In the UK – where closing times of almost all venues are notoriously early – alcohol related problems are amongst the worst in the world (for stats, see other articles in this blog: ‘Binge drinking in the UK’) and education for those selling and/or dispensing alcohol is virtually non-existent, whilst recognition amongst staff of over-intoxicated customers is extremely rare. – What does this say of their country’s need (and our own!) to curb their problems?

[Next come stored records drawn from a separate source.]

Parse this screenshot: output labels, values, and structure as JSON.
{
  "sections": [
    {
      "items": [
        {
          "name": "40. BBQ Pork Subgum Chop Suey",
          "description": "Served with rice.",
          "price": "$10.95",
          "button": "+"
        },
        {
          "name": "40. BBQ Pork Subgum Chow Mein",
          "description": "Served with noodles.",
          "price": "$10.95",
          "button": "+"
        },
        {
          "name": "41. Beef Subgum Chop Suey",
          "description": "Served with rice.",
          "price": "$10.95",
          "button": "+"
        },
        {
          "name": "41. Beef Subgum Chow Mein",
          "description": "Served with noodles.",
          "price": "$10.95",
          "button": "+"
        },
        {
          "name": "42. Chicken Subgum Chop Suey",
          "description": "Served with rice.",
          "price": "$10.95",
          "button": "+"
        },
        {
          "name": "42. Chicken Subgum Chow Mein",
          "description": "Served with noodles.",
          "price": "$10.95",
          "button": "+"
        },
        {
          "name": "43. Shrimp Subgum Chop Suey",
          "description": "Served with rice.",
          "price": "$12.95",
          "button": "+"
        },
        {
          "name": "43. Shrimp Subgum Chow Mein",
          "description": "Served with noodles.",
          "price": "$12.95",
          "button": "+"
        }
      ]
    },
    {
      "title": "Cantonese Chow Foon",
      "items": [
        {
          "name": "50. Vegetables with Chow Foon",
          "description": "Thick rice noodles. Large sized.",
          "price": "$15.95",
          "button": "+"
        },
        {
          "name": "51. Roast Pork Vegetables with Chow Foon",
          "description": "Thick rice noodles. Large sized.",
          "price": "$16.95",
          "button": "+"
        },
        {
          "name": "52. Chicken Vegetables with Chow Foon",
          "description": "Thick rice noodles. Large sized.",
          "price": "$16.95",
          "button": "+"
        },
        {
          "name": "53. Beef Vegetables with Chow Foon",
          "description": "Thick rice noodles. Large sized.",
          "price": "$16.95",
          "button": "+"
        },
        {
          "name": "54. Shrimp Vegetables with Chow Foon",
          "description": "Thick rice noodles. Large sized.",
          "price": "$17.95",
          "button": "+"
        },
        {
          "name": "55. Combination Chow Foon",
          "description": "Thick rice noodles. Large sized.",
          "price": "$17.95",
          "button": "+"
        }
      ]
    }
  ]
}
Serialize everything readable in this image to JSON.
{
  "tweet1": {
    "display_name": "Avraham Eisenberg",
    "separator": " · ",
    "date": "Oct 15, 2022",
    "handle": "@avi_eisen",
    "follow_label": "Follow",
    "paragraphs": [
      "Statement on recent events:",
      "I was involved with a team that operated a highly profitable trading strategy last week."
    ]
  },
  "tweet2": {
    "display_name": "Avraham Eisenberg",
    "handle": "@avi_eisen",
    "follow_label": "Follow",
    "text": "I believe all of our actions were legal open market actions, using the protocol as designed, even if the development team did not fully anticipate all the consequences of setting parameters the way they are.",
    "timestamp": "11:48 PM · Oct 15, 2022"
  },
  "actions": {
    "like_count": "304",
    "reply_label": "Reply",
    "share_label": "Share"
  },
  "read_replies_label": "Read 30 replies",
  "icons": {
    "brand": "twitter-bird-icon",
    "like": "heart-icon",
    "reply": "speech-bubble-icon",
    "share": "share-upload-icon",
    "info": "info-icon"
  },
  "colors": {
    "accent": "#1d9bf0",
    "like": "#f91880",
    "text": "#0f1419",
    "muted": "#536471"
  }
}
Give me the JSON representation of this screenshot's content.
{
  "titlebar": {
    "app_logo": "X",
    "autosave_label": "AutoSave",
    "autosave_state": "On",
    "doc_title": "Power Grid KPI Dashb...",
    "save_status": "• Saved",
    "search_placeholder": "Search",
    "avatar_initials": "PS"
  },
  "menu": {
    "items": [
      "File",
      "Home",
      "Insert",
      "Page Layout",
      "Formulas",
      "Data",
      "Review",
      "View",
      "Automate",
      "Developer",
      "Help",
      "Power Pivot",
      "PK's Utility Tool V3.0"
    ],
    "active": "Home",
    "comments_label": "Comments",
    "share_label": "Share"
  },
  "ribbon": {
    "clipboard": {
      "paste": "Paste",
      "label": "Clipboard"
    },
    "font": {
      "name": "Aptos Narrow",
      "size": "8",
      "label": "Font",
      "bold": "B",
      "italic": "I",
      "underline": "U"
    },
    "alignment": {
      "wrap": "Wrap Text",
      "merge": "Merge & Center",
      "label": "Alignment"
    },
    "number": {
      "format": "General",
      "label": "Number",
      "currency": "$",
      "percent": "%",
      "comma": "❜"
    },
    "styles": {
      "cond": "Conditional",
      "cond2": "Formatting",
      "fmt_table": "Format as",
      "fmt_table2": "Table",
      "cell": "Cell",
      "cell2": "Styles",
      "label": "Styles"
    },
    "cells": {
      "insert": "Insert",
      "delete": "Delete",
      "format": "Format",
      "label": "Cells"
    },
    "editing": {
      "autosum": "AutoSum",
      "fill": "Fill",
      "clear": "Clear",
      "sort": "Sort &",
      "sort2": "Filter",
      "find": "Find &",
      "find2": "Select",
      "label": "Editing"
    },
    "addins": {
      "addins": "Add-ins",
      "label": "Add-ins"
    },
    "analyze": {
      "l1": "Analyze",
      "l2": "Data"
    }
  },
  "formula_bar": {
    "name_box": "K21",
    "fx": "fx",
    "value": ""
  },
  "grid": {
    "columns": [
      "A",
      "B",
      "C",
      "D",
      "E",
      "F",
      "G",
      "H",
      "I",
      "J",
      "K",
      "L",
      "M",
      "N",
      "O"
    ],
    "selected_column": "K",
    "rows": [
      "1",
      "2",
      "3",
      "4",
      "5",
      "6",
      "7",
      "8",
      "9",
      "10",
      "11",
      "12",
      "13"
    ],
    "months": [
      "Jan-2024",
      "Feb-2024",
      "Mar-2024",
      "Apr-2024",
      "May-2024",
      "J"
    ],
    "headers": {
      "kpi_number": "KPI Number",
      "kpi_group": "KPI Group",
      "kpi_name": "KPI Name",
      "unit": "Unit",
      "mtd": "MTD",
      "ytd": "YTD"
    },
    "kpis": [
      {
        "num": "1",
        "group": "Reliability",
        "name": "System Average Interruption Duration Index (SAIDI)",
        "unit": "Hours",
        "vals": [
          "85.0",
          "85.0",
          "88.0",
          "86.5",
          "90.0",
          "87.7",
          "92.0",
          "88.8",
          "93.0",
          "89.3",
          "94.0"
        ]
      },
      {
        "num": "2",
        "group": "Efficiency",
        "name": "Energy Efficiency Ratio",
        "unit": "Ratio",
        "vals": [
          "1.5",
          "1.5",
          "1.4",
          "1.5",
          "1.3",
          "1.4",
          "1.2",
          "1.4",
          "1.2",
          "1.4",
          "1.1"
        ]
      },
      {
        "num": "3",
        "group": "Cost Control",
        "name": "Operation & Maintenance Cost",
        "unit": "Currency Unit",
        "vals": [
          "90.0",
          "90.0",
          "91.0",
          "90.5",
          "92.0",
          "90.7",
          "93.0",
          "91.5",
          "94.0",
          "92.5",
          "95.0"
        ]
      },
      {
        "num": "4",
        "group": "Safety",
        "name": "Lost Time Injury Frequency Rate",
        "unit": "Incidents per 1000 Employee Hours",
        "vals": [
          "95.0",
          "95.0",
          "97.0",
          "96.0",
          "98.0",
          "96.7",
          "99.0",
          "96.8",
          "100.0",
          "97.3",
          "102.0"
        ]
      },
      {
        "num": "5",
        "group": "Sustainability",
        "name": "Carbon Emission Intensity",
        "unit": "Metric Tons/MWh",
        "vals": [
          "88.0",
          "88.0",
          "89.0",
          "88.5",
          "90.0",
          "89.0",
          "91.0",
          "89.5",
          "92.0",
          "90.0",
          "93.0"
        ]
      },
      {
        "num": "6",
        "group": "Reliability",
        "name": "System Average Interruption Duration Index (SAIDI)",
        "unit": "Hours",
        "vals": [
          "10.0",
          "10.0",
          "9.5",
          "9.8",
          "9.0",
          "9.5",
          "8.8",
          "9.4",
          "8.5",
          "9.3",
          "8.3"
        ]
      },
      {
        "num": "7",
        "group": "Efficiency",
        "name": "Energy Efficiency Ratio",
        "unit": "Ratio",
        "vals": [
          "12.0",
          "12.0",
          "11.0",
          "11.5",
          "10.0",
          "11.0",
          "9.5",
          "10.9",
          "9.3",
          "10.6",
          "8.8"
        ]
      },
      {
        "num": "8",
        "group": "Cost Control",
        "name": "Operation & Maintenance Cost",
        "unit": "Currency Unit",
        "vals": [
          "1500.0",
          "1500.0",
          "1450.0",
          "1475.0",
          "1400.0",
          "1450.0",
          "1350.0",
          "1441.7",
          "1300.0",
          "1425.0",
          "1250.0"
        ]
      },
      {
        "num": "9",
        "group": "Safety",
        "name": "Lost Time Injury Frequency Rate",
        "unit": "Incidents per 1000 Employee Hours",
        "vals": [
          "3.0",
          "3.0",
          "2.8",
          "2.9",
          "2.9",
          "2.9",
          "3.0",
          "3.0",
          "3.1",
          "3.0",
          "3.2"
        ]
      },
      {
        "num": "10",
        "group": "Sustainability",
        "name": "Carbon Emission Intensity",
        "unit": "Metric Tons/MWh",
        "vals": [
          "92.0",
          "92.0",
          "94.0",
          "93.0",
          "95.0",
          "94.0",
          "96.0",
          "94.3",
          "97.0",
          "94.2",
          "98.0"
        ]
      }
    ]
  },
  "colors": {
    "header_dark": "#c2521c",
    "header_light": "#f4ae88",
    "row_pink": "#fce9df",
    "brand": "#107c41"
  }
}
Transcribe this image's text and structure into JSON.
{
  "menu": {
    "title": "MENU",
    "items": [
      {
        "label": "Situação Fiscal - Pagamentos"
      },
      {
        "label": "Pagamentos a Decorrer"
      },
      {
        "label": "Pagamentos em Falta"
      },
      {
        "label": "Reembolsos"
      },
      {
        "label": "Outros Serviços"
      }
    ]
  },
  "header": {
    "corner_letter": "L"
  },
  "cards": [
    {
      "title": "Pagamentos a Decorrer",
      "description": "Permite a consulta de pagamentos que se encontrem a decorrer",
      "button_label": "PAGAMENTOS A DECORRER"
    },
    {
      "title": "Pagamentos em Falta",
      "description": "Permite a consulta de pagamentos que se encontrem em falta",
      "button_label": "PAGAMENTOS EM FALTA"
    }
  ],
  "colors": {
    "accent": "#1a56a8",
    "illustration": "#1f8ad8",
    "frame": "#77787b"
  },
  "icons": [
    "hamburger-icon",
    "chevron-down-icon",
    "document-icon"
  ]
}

Real commitments would involve funding increased training schedules for license holders, owners and managers, as well as strict training for staff in clubs – which includes those behind the bar, as well as security staff stationed inside venues, and at their doors where increasingly, troublesome revellers are being ushered in, by poorly trained, ignorant and unintelligent security staff, without a view to the damage that these affected people could go on to cause. Real commitments would take into account all factors in the equation – including tourism, entertainment and culture, promoting social interaction, supporting and attracting business and enterprise and anticipating the effects that a loss of employment hours will have on a city’s young, who one day (with government support or not) hope to go on to be successful – not just the votes of the conservative middle classes. Real commitments would involve precious time and money, which the Queensland Police force, and perhaps the government is effectively saying, they are not willing to commit.